Thomas did not participate in the arguments because of illness. Roberts said Thomas would take part in the decision based on the briefs and the transcripts of the arguments, which are available on the Supreme Court website, www.supremecourtus.gov.
The court is expected to issue an opinion in the cases before it adjourns next summer.
The Southern Baptist Ethics & Religious Liberty Commission signed on to a friend-of-the-court brief in support of the ban in the Gonzales v. Carhart case. The U.S. Conference for Catholic Bishops wrote the brief, which was joined by other religious organizations as well.
The Southern Baptist Convention approved resolutions condemning the partial-birth procedure in both 1996 and 2002.
Among those filing briefs in support of the law were the American Association of Pro-life Obstetricians and Gynecologists, ACLJ, ADF, Christian Legal Society, Family Research Council and Focus on the Family.

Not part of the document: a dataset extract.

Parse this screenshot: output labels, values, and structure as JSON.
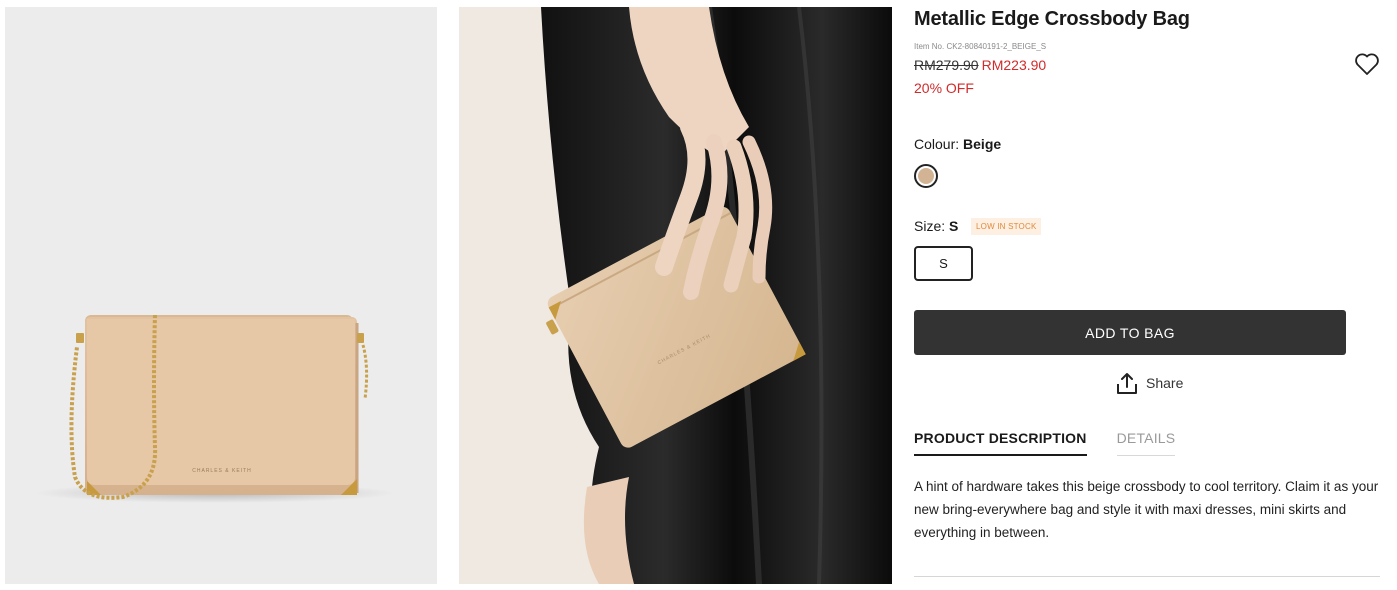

Organizations filing briefs urging the court to strike down the ban included the ACLU, American College of Obstetricians and Gynecologists, NARAL Pro-choice America and the Religious Coalition for Reproductive Choice.
Congress approved the ban in 2003 with a 64-34 vote in the Senate and a 281-142 vote in the House of Representatives. Congress had twice adopted partial-birth abortion bans in the 1990s only to have President Clinton veto them. In both 1996 and 1998, the House achieved the two-thirds majorities necessary to override vetoes, but the Senate fell short.
After President Bush signed the bill into law in November 2003, abortion rights organizations quickly challenged it in three courts and blocked its enforcement. Federal judges in New York City, San Francisco and Lincoln, Neb., struck down the law. The lower court decisions were upheld by three-judge panels in the Ninth Circuit, based in San Francisco; Eighth Circuit, based in St. Louis; and Second Circuit, based in New York,
The judiciary’s requirement of an exception for a mother’s health has frustrated attempts to enact a meaningful prohibition on the partial-birth procedure. Until now, the dilemma advocates of the ban have been unable to solve is this: If they pass a partial-birth abortion ban without a health exception, the courts strike it down; if they approve a ban with a health exception, it is ineffective because of the judiciary’s definition of “health.”
In its 1973 Doe v. Bolton opinion, which accompanied the Roe decision, the Supreme Court defined maternal health so expansively it had the practical effect of permitting abortion for any reason throughout all stages of pregnancy.